▶ **Supplied material**:
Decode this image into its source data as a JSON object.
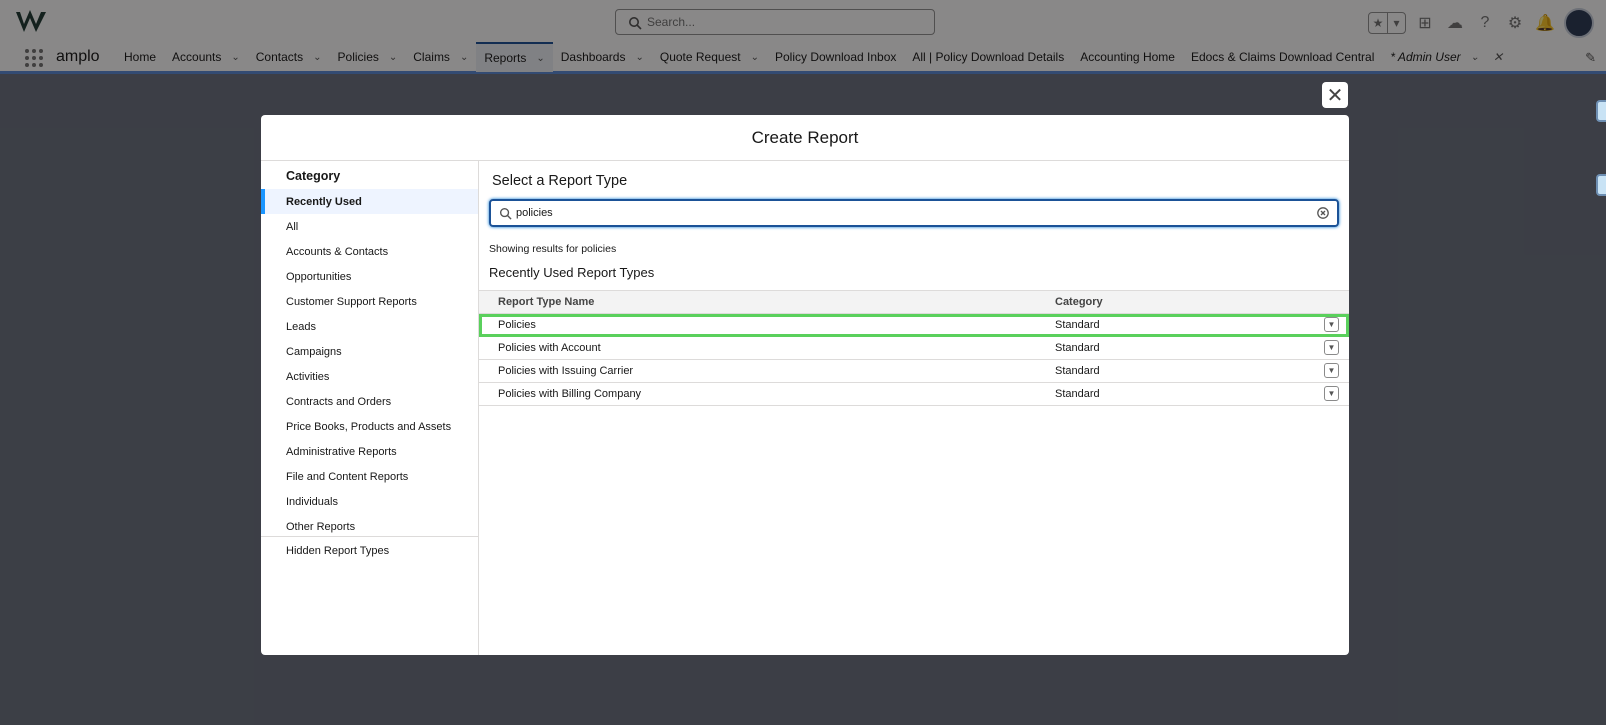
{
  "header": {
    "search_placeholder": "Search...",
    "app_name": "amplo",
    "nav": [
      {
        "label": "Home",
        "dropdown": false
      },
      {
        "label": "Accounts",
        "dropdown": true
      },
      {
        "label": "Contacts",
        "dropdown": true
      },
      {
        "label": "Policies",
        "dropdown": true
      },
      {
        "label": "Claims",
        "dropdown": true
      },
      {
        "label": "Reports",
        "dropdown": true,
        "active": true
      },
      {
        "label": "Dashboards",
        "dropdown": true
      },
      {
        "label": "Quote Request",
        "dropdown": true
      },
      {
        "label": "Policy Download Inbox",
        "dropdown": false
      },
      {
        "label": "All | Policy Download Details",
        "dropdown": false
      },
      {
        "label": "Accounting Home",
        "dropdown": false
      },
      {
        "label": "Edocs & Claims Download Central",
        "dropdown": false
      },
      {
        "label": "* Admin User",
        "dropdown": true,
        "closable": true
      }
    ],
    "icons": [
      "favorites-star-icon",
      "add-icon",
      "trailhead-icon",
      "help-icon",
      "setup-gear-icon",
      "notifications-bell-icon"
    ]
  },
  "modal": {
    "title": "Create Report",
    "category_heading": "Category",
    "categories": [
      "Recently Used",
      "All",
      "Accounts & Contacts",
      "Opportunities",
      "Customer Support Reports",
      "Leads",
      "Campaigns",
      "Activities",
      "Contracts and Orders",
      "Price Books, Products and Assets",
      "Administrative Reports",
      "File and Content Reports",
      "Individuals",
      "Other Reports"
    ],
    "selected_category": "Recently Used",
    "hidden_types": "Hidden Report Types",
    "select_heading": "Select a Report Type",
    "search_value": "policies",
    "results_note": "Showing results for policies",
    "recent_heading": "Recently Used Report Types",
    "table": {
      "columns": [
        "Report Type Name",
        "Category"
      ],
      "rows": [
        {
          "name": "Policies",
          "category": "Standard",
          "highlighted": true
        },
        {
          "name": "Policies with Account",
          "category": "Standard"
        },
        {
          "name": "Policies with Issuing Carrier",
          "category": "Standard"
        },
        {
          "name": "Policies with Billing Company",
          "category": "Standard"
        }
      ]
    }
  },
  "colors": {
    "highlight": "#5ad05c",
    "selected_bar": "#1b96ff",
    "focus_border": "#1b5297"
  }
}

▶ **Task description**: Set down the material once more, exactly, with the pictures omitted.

▶ **Result**:
Decode this image into its source data as a JSON object.
{
  "header": {
    "search_placeholder": "Search...",
    "app_name": "amplo",
    "nav": [
      {
        "label": "Home",
        "dropdown": false
      },
      {
        "label": "Accounts",
        "dropdown": true
      },
      {
        "label": "Contacts",
        "dropdown": true
      },
      {
        "label": "Policies",
        "dropdown": true
      },
      {
        "label": "Claims",
        "dropdown": true
      },
      {
        "label": "Reports",
        "dropdown": true,
        "active": true
      },
      {
        "label": "Dashboards",
        "dropdown": true
      },
      {
        "label": "Quote Request",
        "dropdown": true
      },
      {
        "label": "Policy Download Inbox",
        "dropdown": false
      },
      {
        "label": "All | Policy Download Details",
        "dropdown": false
      },
      {
        "label": "Accounting Home",
        "dropdown": false
      },
      {
        "label": "Edocs & Claims Download Central",
        "dropdown": false
      },
      {
        "label": "* Admin User",
        "dropdown": true,
        "closable": true
      }
    ],
    "icons": [
      "favorites-star-icon",
      "add-icon",
      "trailhead-icon",
      "help-icon",
      "setup-gear-icon",
      "notifications-bell-icon"
    ]
  },
  "modal": {
    "title": "Create Report",
    "category_heading": "Category",
    "categories": [
      "Recently Used",
      "All",
      "Accounts & Contacts",
      "Opportunities",
      "Customer Support Reports",
      "Leads",
      "Campaigns",
      "Activities",
      "Contracts and Orders",
      "Price Books, Products and Assets",
      "Administrative Reports",
      "File and Content Reports",
      "Individuals",
      "Other Reports"
    ],
    "selected_category": "Recently Used",
    "hidden_types": "Hidden Report Types",
    "select_heading": "Select a Report Type",
    "search_value": "policies",
    "results_note": "Showing results for policies",
    "recent_heading": "Recently Used Report Types",
    "table": {
      "columns": [
        "Report Type Name",
        "Category"
      ],
      "rows": [
        {
          "name": "Policies",
          "category": "Standard",
          "highlighted": true
        },
        {
          "name": "Policies with Account",
          "category": "Standard"
        },
        {
          "name": "Policies with Issuing Carrier",
          "category": "Standard"
        },
        {
          "name": "Policies with Billing Company",
          "category": "Standard"
        }
      ]
    }
  },
  "colors": {
    "highlight": "#5ad05c",
    "selected_bar": "#1b96ff",
    "focus_border": "#1b5297"
  }
}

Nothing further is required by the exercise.